Find here the WIEGO and IDWF toolkit on ILO Convention C189 for workers.

Addressing the Challenges

Domestic work has begun to receive the attention it deserves. Several countries have ratified the ILO Convention 189 and some have (without ratification) introduced new laws, policies, or schemes to protect domestic workers and regulate the sector. They include:

  • a right to organize, coverage under the Employment Ordinance, and contracts with minimum standards required by the Immigration Department in Hong Kong
  • a Magna Carta for Household Helpers in the Philippines
  • a subsidized state “service ticket” scheme with collective bargaining in France, Belgium, and part of Switzerland
  • a Basic Conditions of Employment Act, 1997, with a binding mandate to protect domestic workers in South Africa (Bonner 2010)
  • a Domestic Servant Service Policy in Ghana, introduced in 2012, to monitor contracts and working conditions
  • as of July 2021, ten Federal states in the US have passed bills of rights for domestic workers: New York, Illinois, Oregon, California, Nevada, Connecticut, Massachusetts, Hawaii, New Mexico, and Virginia. In addition, the cities of Seattle and Philadelphia both passed their own bill of rights.The National Domestic Workers Alliance is now pushing for federal recognition and protection of domestic workers

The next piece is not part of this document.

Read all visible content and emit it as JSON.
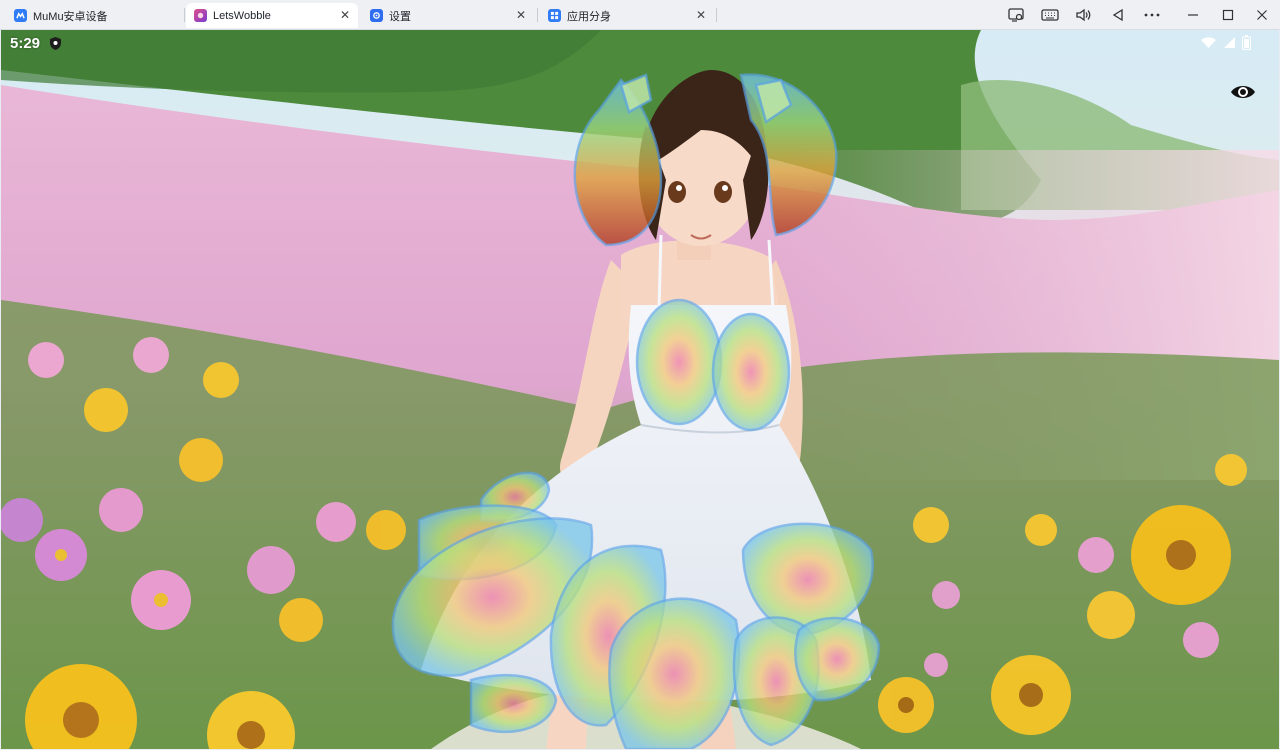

Some countries, including Ireland and Uruguay, have also passed legislation mandating the inspection of private households (ILO 2010).

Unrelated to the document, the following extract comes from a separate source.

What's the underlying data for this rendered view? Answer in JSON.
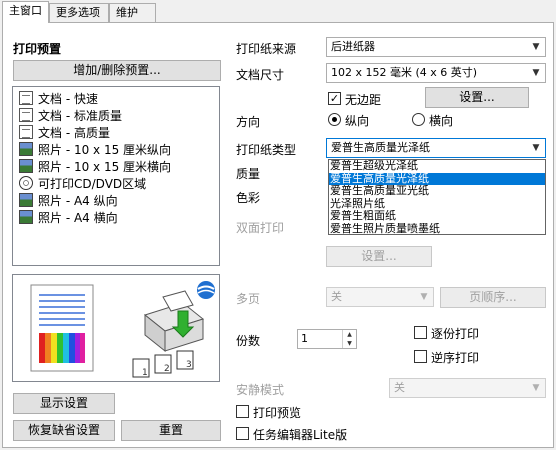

Organization & Voice

Most domestic workers are not organized into trade unions and have no representative voice. Despite many challenges, though, domestic workers have a long history of organizing, in particular in Latin America. Still, in some countries, they are not allowed to organize or to join trade unions. Even where they have the legal right to organize, it is not easy because they are isolated and vulnerable. The nature of the worker-employer relationship and the lack of a counterpart (employer’s organization) makes it difficult to negotiate collective bargaining agreements with their employers.

The global movement toward an ILO Convention for domestic workers and ratification campaigns of C189 provided a tool for domestic workers’ organizations for organizing and taking actions to improve their working and living conditions at all levels. In 2013, the International Domestic Workers’ Network transformed itself into the first global union organization in the world run by women: the International Domestic Workers' Federation (IDWF)

IDWF is a membership-based global organization of domestic workers that aims to protect and advance domestic workers’ rights everywhere. As of November 2021, the IDWF has 82 affiliates from 64 countries, representing over 590,000 domestic/ household workers' members. They are organized in trade unions, associations, networks and workers' cooperatives.

Read more about WIEGO’s work in organizing with domestic workers in the 2012 book The Only School We Have: Learning from Organizing Experiences Across the Informal Economy (pages 28-41).

WIEGO Specialists on Domestic Workers

Karin Pape
Deputy Director, Organization and Representation Programme

Pamhidzai H. Bamu
Africa Coordinator, Law Programme

Vanessa Pillay
Organization & Representation Programme Coordinator for Africa

Sofia Trevino
Advocacy & Communications Strategist, Global Networks

Related Reading

Top photo: Anna Nkobele, a domestic worker in Johannesburg (credit: Jonathan Torgovnik, Getty Images Reportage)
Occupational group